BEGIN Material for this task
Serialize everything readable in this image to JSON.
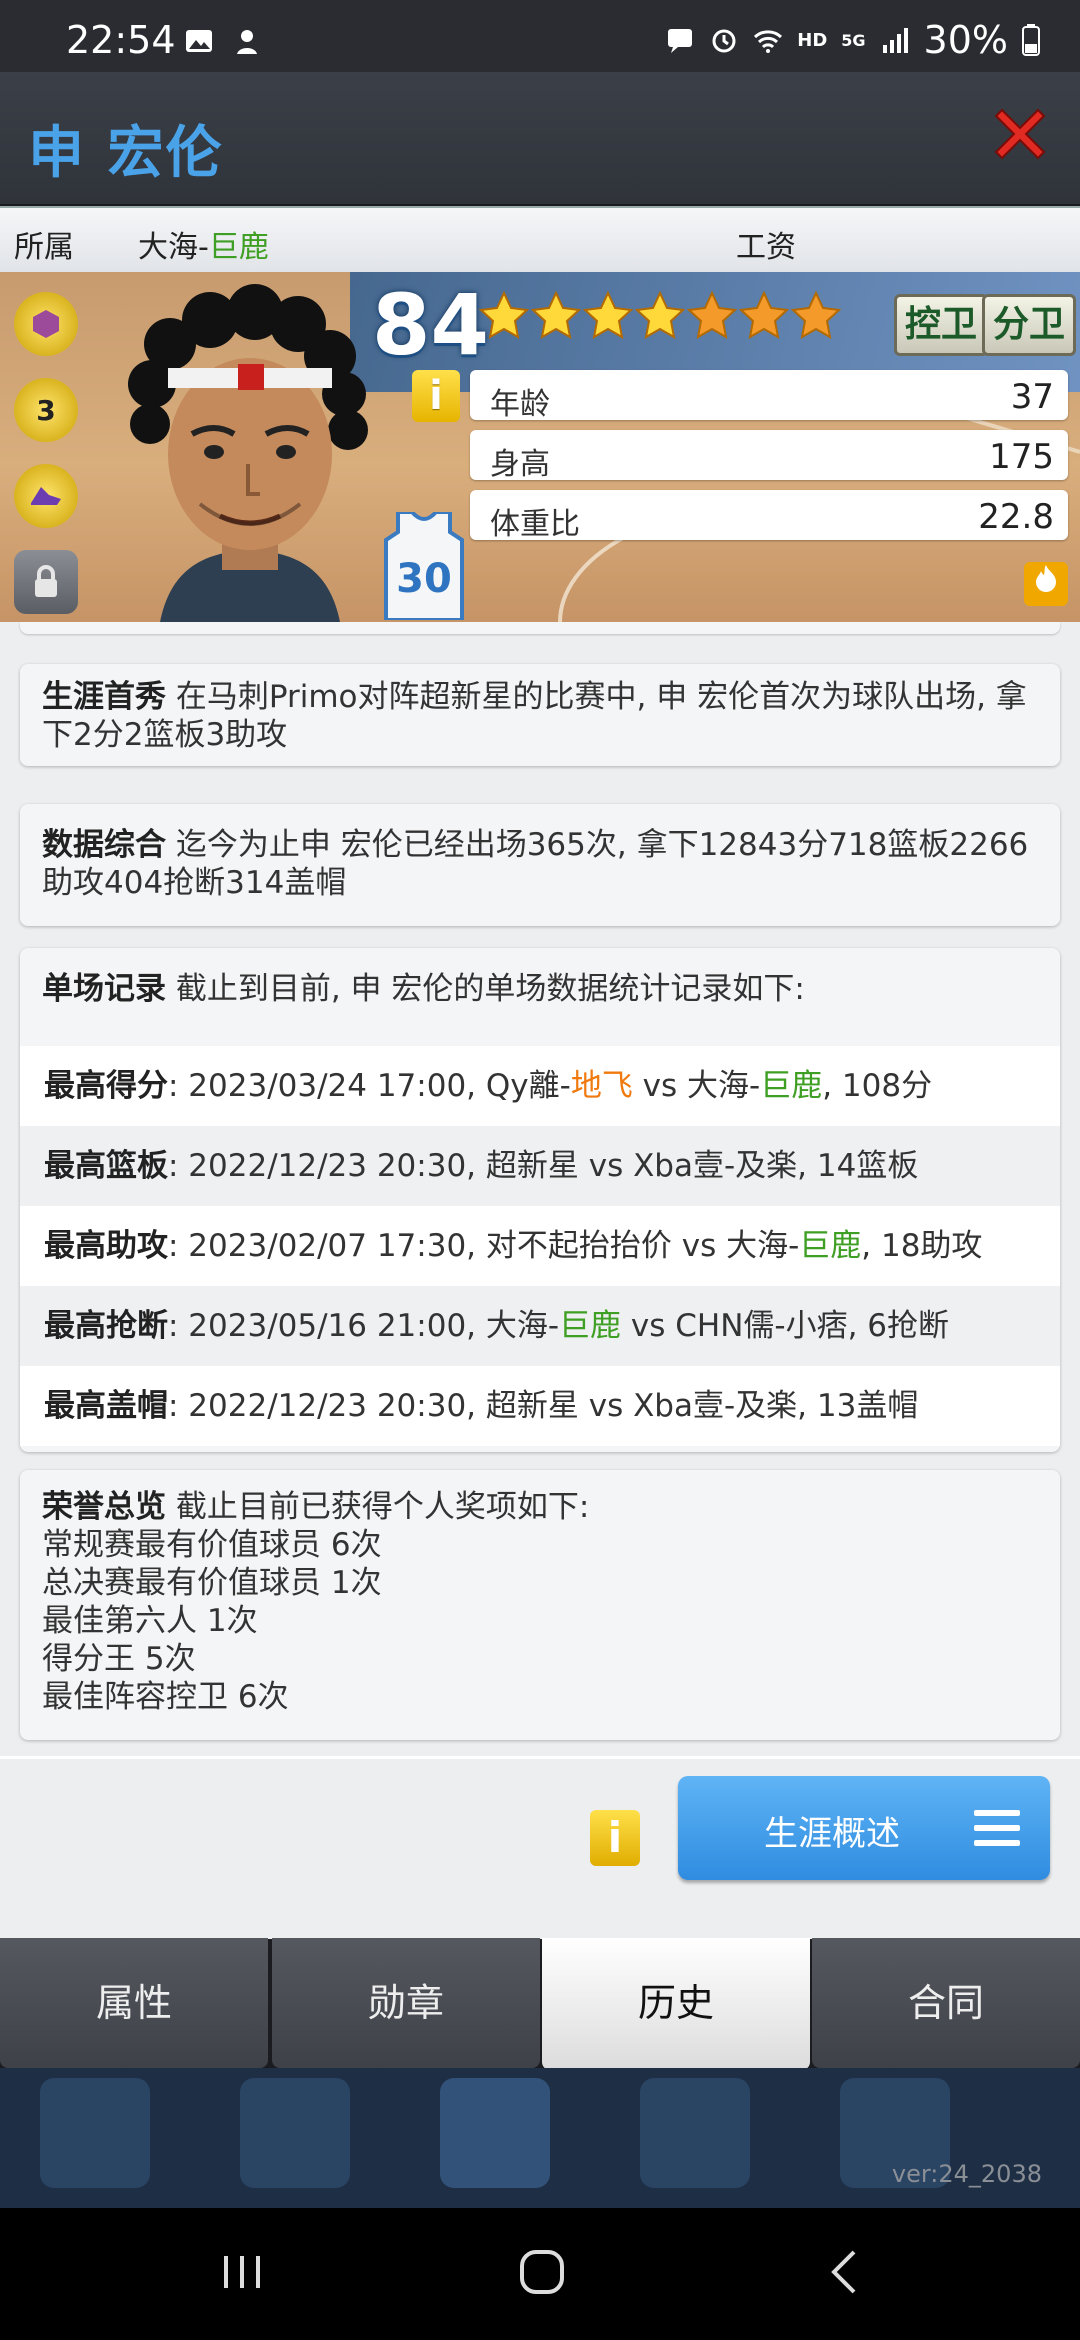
{
  "status_bar": {
    "time": "22:54",
    "battery": "30%",
    "icons": [
      "image-icon",
      "app-icon",
      "message-icon",
      "alarm-icon",
      "wifi-icon",
      "hd-icon",
      "signal-5g-icon",
      "battery-icon"
    ],
    "hd_label": "HD",
    "network_label": "5G"
  },
  "header": {
    "title": "申 宏伦",
    "close_icon": "close-icon"
  },
  "info_strip": {
    "team_label": "所属",
    "team_prefix": "大海-",
    "team_name": "巨鹿",
    "salary_label": "工资"
  },
  "player": {
    "rating": "84",
    "stars_filled": 4,
    "stars_total": 7,
    "positions": [
      "控卫",
      "分卫"
    ],
    "info_label": "i",
    "stats": [
      {
        "label": "年龄",
        "value": "37"
      },
      {
        "label": "身高",
        "value": "175"
      },
      {
        "label": "体重比",
        "value": "22.8"
      }
    ],
    "jersey_number": "30",
    "badge_number": "3",
    "fire_icon": "fire-icon",
    "lock_icon": "lock-icon"
  },
  "debut": {
    "title": "生涯首秀",
    "text": " 在马刺Primo对阵超新星的比赛中, 申 宏伦首次为球队出场, 拿下2分2篮板3助攻"
  },
  "summary": {
    "title": "数据综合",
    "text": " 迄今为止申 宏伦已经出场365次, 拿下12843分718篮板2266助攻404抢断314盖帽"
  },
  "records": {
    "title": "单场记录",
    "intro": " 截止到目前, 申 宏伦的单场数据统计记录如下:",
    "items": [
      {
        "label": "最高得分",
        "pre": ": 2023/03/24 17:00, Qy離-",
        "hl1": "地飞",
        "mid": " vs 大海-",
        "hl2": "巨鹿",
        "post": ", 108分"
      },
      {
        "label": "最高篮板",
        "pre": ": 2022/12/23 20:30, 超新星 vs Xba壹-及楽, 14篮板",
        "hl1": "",
        "mid": "",
        "hl2": "",
        "post": ""
      },
      {
        "label": "最高助攻",
        "pre": ": 2023/02/07 17:30, 对不起抬抬价 vs 大海-",
        "hl1": "",
        "mid": "",
        "hl2": "巨鹿",
        "post": ", 18助攻"
      },
      {
        "label": "最高抢断",
        "pre": ": 2023/05/16 21:00, 大海-",
        "hl1": "",
        "mid": "",
        "hl2": "巨鹿",
        "post": " vs CHN儒-小痞, 6抢断"
      },
      {
        "label": "最高盖帽",
        "pre": ": 2022/12/23 20:30, 超新星 vs Xba壹-及楽, 13盖帽",
        "hl1": "",
        "mid": "",
        "hl2": "",
        "post": ""
      }
    ]
  },
  "honors": {
    "title": "荣誉总览",
    "intro": " 截止目前已获得个人奖项如下:",
    "items": [
      "常规赛最有价值球员  6次",
      "总决赛最有价值球员  1次",
      "最佳第六人  1次",
      "得分王  5次",
      "最佳阵容控卫  6次"
    ]
  },
  "footer": {
    "info_label": "i",
    "career_button": "生涯概述"
  },
  "tabs": [
    "属性",
    "勋章",
    "历史",
    "合同"
  ],
  "active_tab": "历史",
  "version": "ver:24_2038",
  "colors": {
    "title_blue": "#4aa3e8",
    "team_green": "#3f9f24",
    "highlight_orange": "#f07a10",
    "button_blue": "#3a94e4"
  }
}
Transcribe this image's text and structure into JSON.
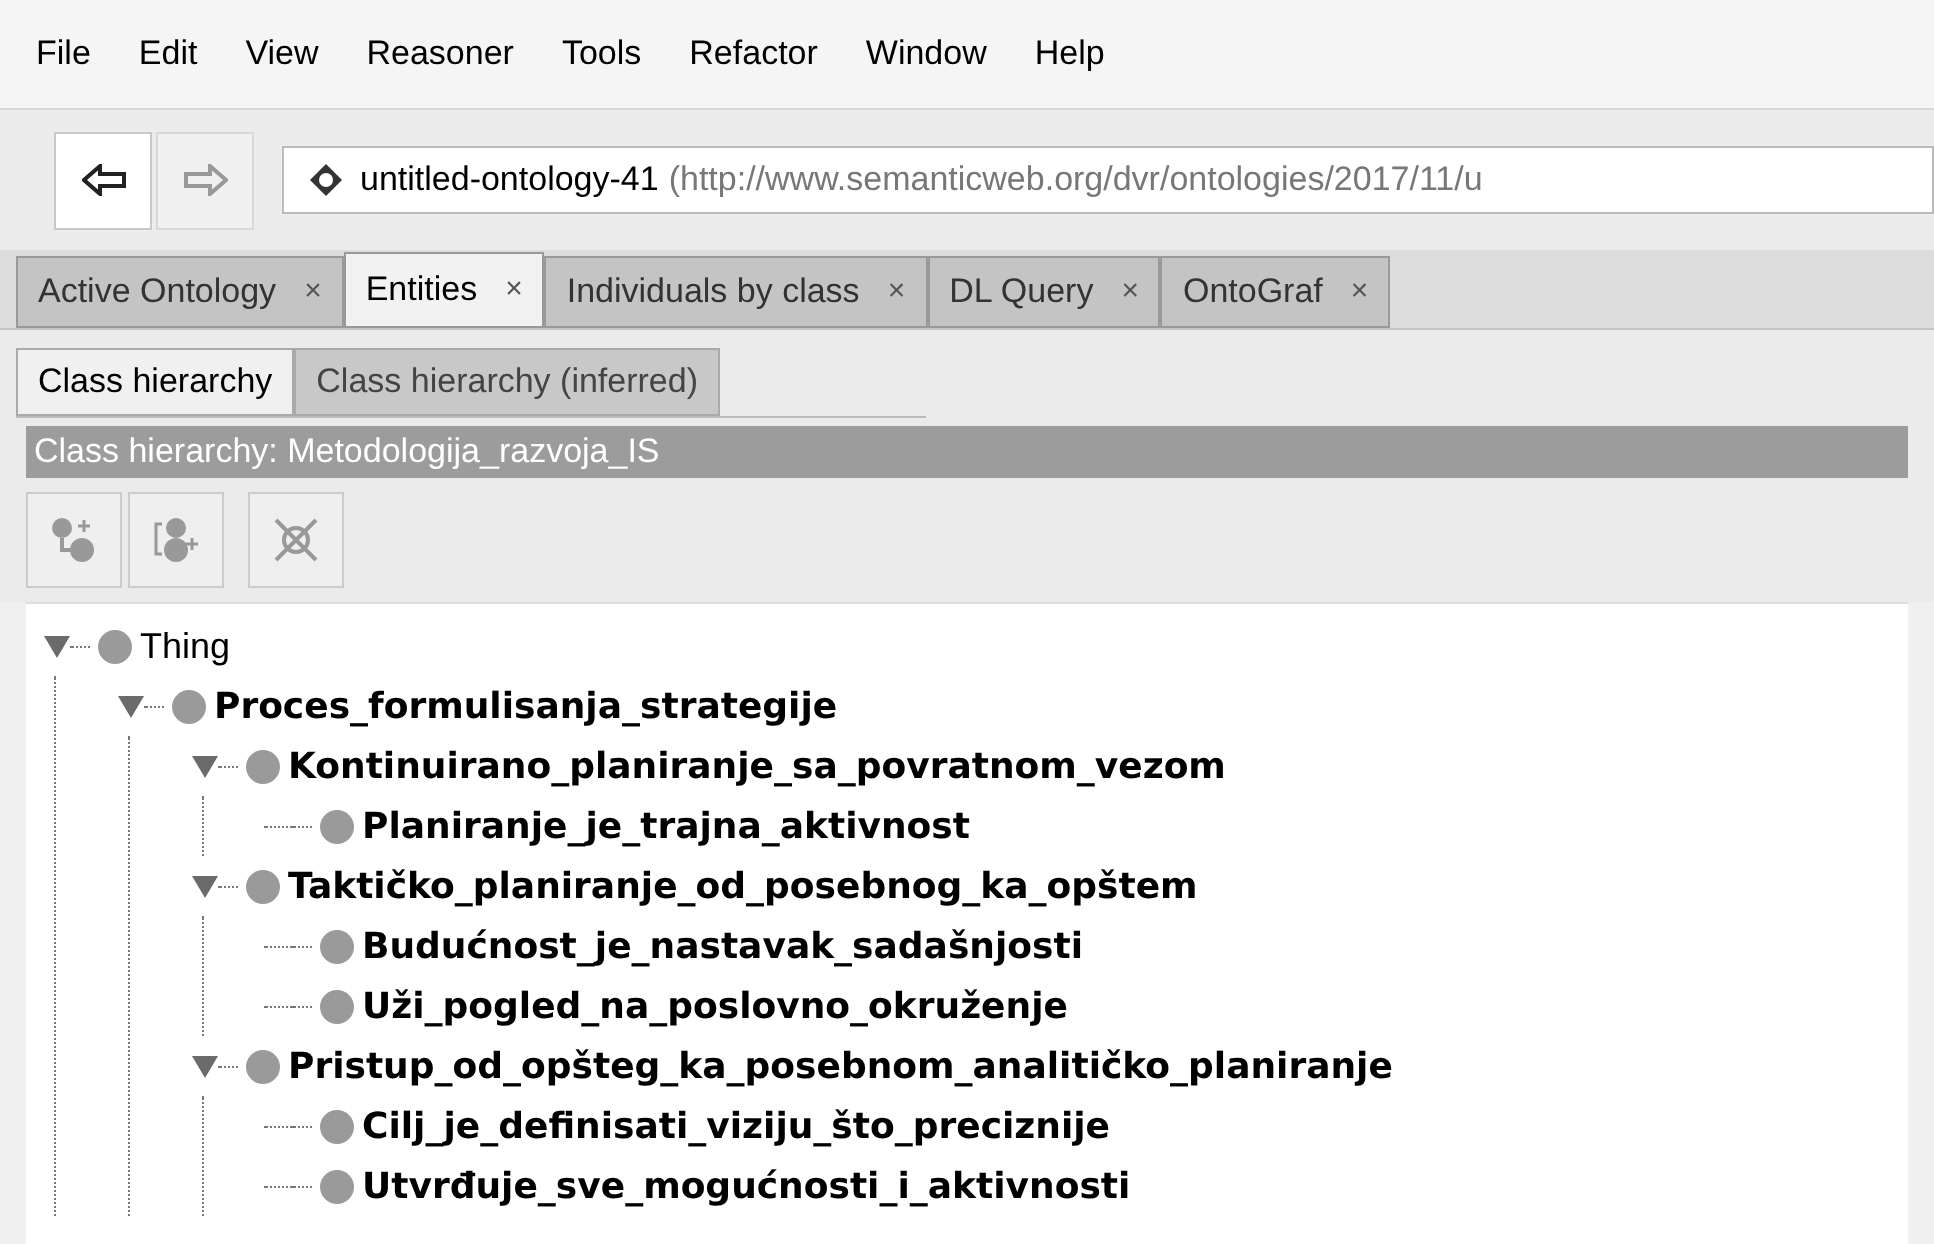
{
  "menu": [
    "File",
    "Edit",
    "View",
    "Reasoner",
    "Tools",
    "Refactor",
    "Window",
    "Help"
  ],
  "nav": {
    "back_disabled": false,
    "forward_disabled": true,
    "ontology": "untitled-ontology-41",
    "iri": "(http://www.semanticweb.org/dvr/ontologies/2017/11/u"
  },
  "tabs": [
    {
      "label": "Active Ontology",
      "close": "×",
      "selected": false
    },
    {
      "label": "Entities",
      "close": "×",
      "selected": true
    },
    {
      "label": "Individuals by class",
      "close": "×",
      "selected": false
    },
    {
      "label": "DL Query",
      "close": "×",
      "selected": false
    },
    {
      "label": "OntoGraf",
      "close": "×",
      "selected": false
    }
  ],
  "subtabs": [
    {
      "label": "Class hierarchy",
      "selected": true
    },
    {
      "label": "Class hierarchy (inferred)",
      "selected": false
    }
  ],
  "panel_title": "Class hierarchy: Metodologija_razvoja_IS",
  "tree": [
    {
      "label": "Thing",
      "bold": false,
      "expanded": true,
      "children": [
        {
          "label": "Proces_formulisanja_strategije",
          "bold": true,
          "expanded": true,
          "children": [
            {
              "label": "Kontinuirano_planiranje_sa_povratnom_vezom",
              "bold": true,
              "expanded": true,
              "children": [
                {
                  "label": "Planiranje_je_trajna_aktivnost",
                  "bold": true
                }
              ]
            },
            {
              "label": "Taktičko_planiranje_od_posebnog_ka_opštem",
              "bold": true,
              "expanded": true,
              "children": [
                {
                  "label": "Budućnost_je_nastavak_sadašnjosti",
                  "bold": true
                },
                {
                  "label": "Uži_pogled_na_poslovno_okruženje",
                  "bold": true
                }
              ]
            },
            {
              "label": "Pristup_od_opšteg_ka_posebnom_analitičko_planiranje",
              "bold": true,
              "expanded": true,
              "children": [
                {
                  "label": "Cilj_je_definisati_viziju_što_preciznije",
                  "bold": true
                },
                {
                  "label": "Utvrđuje_sve_mogućnosti_i_aktivnosti",
                  "bold": true
                }
              ]
            }
          ]
        }
      ]
    }
  ]
}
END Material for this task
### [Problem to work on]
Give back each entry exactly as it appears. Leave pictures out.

### [Solution below]
Serialize everything readable in this image to JSON.
{
  "status_bar": {
    "time": "22:54",
    "battery": "30%",
    "icons": [
      "image-icon",
      "app-icon",
      "message-icon",
      "alarm-icon",
      "wifi-icon",
      "hd-icon",
      "signal-5g-icon",
      "battery-icon"
    ],
    "hd_label": "HD",
    "network_label": "5G"
  },
  "header": {
    "title": "申 宏伦",
    "close_icon": "close-icon"
  },
  "info_strip": {
    "team_label": "所属",
    "team_prefix": "大海-",
    "team_name": "巨鹿",
    "salary_label": "工资"
  },
  "player": {
    "rating": "84",
    "stars_filled": 4,
    "stars_total": 7,
    "positions": [
      "控卫",
      "分卫"
    ],
    "info_label": "i",
    "stats": [
      {
        "label": "年龄",
        "value": "37"
      },
      {
        "label": "身高",
        "value": "175"
      },
      {
        "label": "体重比",
        "value": "22.8"
      }
    ],
    "jersey_number": "30",
    "badge_number": "3",
    "fire_icon": "fire-icon",
    "lock_icon": "lock-icon"
  },
  "debut": {
    "title": "生涯首秀",
    "text": " 在马刺Primo对阵超新星的比赛中, 申 宏伦首次为球队出场, 拿下2分2篮板3助攻"
  },
  "summary": {
    "title": "数据综合",
    "text": " 迄今为止申 宏伦已经出场365次, 拿下12843分718篮板2266助攻404抢断314盖帽"
  },
  "records": {
    "title": "单场记录",
    "intro": " 截止到目前, 申 宏伦的单场数据统计记录如下:",
    "items": [
      {
        "label": "最高得分",
        "pre": ": 2023/03/24 17:00, Qy離-",
        "hl1": "地飞",
        "mid": " vs 大海-",
        "hl2": "巨鹿",
        "post": ", 108分"
      },
      {
        "label": "最高篮板",
        "pre": ": 2022/12/23 20:30, 超新星 vs Xba壹-及楽, 14篮板",
        "hl1": "",
        "mid": "",
        "hl2": "",
        "post": ""
      },
      {
        "label": "最高助攻",
        "pre": ": 2023/02/07 17:30, 对不起抬抬价 vs 大海-",
        "hl1": "",
        "mid": "",
        "hl2": "巨鹿",
        "post": ", 18助攻"
      },
      {
        "label": "最高抢断",
        "pre": ": 2023/05/16 21:00, 大海-",
        "hl1": "",
        "mid": "",
        "hl2": "巨鹿",
        "post": " vs CHN儒-小痞, 6抢断"
      },
      {
        "label": "最高盖帽",
        "pre": ": 2022/12/23 20:30, 超新星 vs Xba壹-及楽, 13盖帽",
        "hl1": "",
        "mid": "",
        "hl2": "",
        "post": ""
      }
    ]
  },
  "honors": {
    "title": "荣誉总览",
    "intro": " 截止目前已获得个人奖项如下:",
    "items": [
      "常规赛最有价值球员  6次",
      "总决赛最有价值球员  1次",
      "最佳第六人  1次",
      "得分王  5次",
      "最佳阵容控卫  6次"
    ]
  },
  "footer": {
    "info_label": "i",
    "career_button": "生涯概述"
  },
  "tabs": [
    "属性",
    "勋章",
    "历史",
    "合同"
  ],
  "active_tab": "历史",
  "version": "ver:24_2038",
  "colors": {
    "title_blue": "#4aa3e8",
    "team_green": "#3f9f24",
    "highlight_orange": "#f07a10",
    "button_blue": "#3a94e4"
  }
}
Transcribe this image's text and structure into JSON.
{
  "menu": [
    "File",
    "Edit",
    "View",
    "Reasoner",
    "Tools",
    "Refactor",
    "Window",
    "Help"
  ],
  "nav": {
    "back_disabled": false,
    "forward_disabled": true,
    "ontology": "untitled-ontology-41",
    "iri": "(http://www.semanticweb.org/dvr/ontologies/2017/11/u"
  },
  "tabs": [
    {
      "label": "Active Ontology",
      "close": "×",
      "selected": false
    },
    {
      "label": "Entities",
      "close": "×",
      "selected": true
    },
    {
      "label": "Individuals by class",
      "close": "×",
      "selected": false
    },
    {
      "label": "DL Query",
      "close": "×",
      "selected": false
    },
    {
      "label": "OntoGraf",
      "close": "×",
      "selected": false
    }
  ],
  "subtabs": [
    {
      "label": "Class hierarchy",
      "selected": true
    },
    {
      "label": "Class hierarchy (inferred)",
      "selected": false
    }
  ],
  "panel_title": "Class hierarchy: Metodologija_razvoja_IS",
  "tree": [
    {
      "label": "Thing",
      "bold": false,
      "expanded": true,
      "children": [
        {
          "label": "Proces_formulisanja_strategije",
          "bold": true,
          "expanded": true,
          "children": [
            {
              "label": "Kontinuirano_planiranje_sa_povratnom_vezom",
              "bold": true,
              "expanded": true,
              "children": [
                {
                  "label": "Planiranje_je_trajna_aktivnost",
                  "bold": true
                }
              ]
            },
            {
              "label": "Taktičko_planiranje_od_posebnog_ka_opštem",
              "bold": true,
              "expanded": true,
              "children": [
                {
                  "label": "Budućnost_je_nastavak_sadašnjosti",
                  "bold": true
                },
                {
                  "label": "Uži_pogled_na_poslovno_okruženje",
                  "bold": true
                }
              ]
            },
            {
              "label": "Pristup_od_opšteg_ka_posebnom_analitičko_planiranje",
              "bold": true,
              "expanded": true,
              "children": [
                {
                  "label": "Cilj_je_definisati_viziju_što_preciznije",
                  "bold": true
                },
                {
                  "label": "Utvrđuje_sve_mogućnosti_i_aktivnosti",
                  "bold": true
                }
              ]
            }
          ]
        }
      ]
    }
  ]
}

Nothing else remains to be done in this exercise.